It could all be worse. On this occasion I’m having unilateral ECT in the hope that my memory won’t be as badly affected, and I think it is better. The problem is that I can’t actually remember what I’ve forgotten, so it might not be as good as I think, but my ever tolerant husband thinks that it is a lot better. What I’m hoping is that if I need to have maintenance ECT, even for a while, then that will be less often, and I might actually get back to work, but who knows? I have quite a lot of worries – that I may not recover enough, that I’ll recover too much, that my illness is generally becoming worse, and I can expect less stability – but I’m hopefully overthinking things. And I know I’m a lot luckier than many.
I do think ECT helps me. I know there are others who would not agree – who don’t consider that it has helped their symptoms, and, worse, that the side effects, largely affecting memory and cognition, are intolerable. They deserve to be listened to, just as much as I do. But for me, being denied ECT would potentially deny me the chance of getting better. I’m also taking medication, which I hope will keep me well, although for me, the side effects of the drugs are generally worse.

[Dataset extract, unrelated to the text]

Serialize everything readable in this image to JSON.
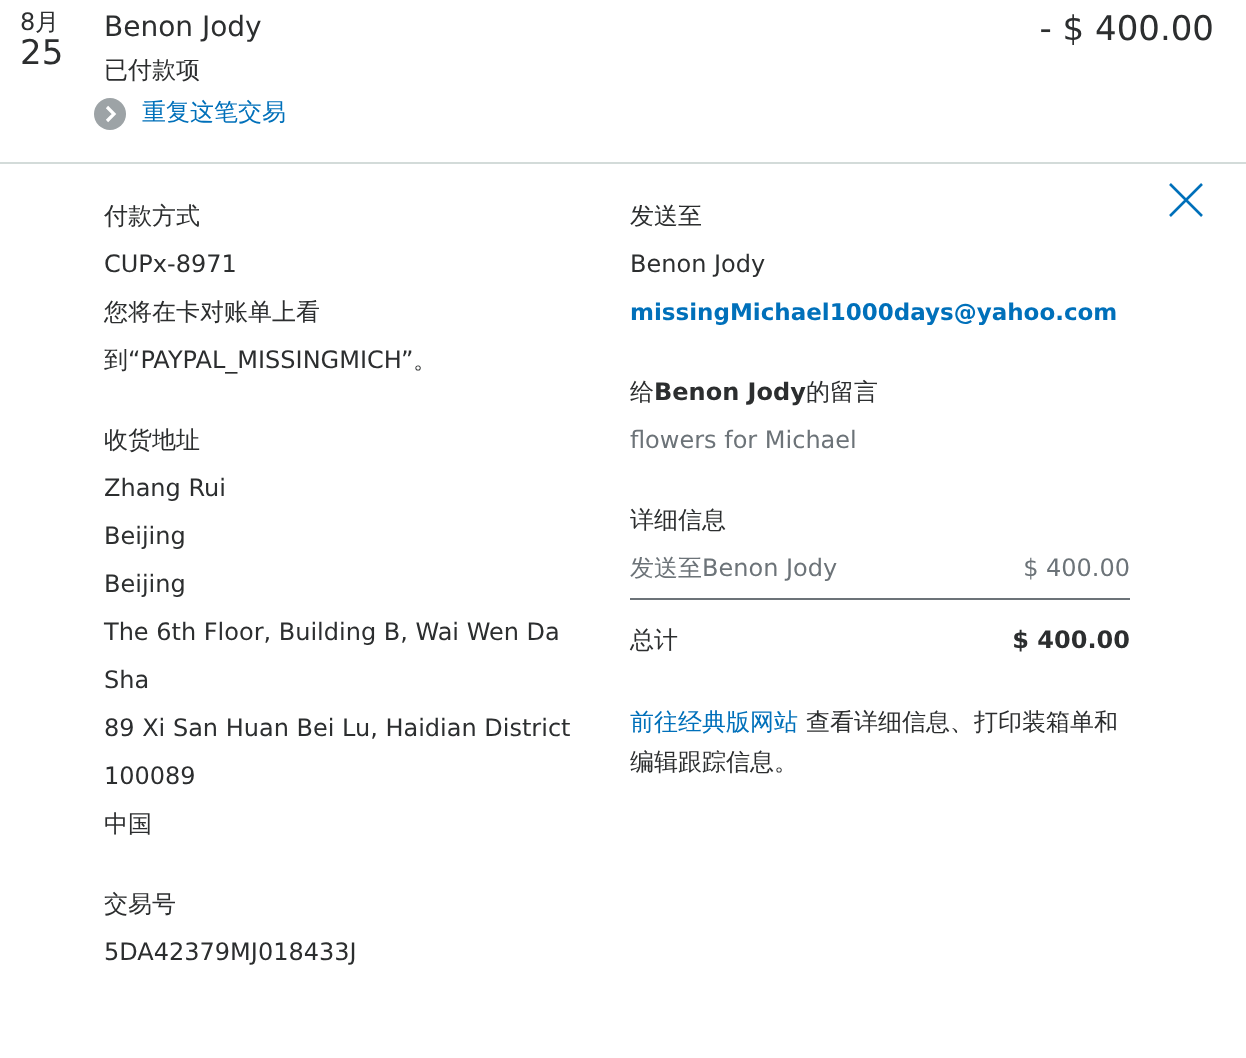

Side effects are always interesting – as clinicians, we must ask about them. And in my view we must ask specifically, as well as starting with open questions. There are side effects that some find hard to mention – for example effects on libido, and also on weight. The latter could be obvious, but not necessarily, and people may feel ashamed or even unattractive as a result of both of these, which isn’t always easy to admit to. Obesity, to some degree or other, is fairly common on antipsychotics, and it’s very hard to shed. One of my other pet hates has been the effect on oral health, probably down to dry mouth, and possibly also craving sweet things. My teeth are hanging on – by the skin of their teeth! – but much has been invested in keeping them there. A lot of effort also goes into trying not to eat too much, but I challenge anyone on a healthy dose of quetiapine to maintain an elegant silhouette. I suppose it does send you off into a lovely sleep, but getting out of bed is considerably harder. I always like to boast that lithium not only seems to work well for me, but has no side effects at all – but there’s always my kidneys simmering away at the back of my mind, waiting to cause problems. Hopefully not.
I don’t think I can write much more. I’m trying to think, and I can’t think properly, but this morning’s ECT is probably to blame. I wish staff wore big badges in the ECT suite. In the bad old days, especially when treatment was in the old building, I was hard pushed to learn or remember anyone’s name. This year has been the first time that I’ve been able to keep my contact lenses in, and that does make a massive difference, but I still don’t recognise most of the staff, or remember their names. Today was easier, as I saw someone I knew from work – bizarrely it was comforting, as I knew who they were. I will persevere. It’s difficult, having an illness and treatment that people view in different ways, and about which they have a multitude of beliefs. I first became ill some decades ago, and it’s been very hard to accept. I have thought and written about it, and that has helped, but there will always be some doubt expressed by others, and sometimes even by myself. And in 500 years’ time, what will people think about our mental illnesses and their treatments? But perhaps this doesn’t matter. Perhaps the most important thing is to share and understand to the best of our ability, and if things get better in the future, to celebrate this. In the meantime, we must just do as well as we can, both for others and ourselves.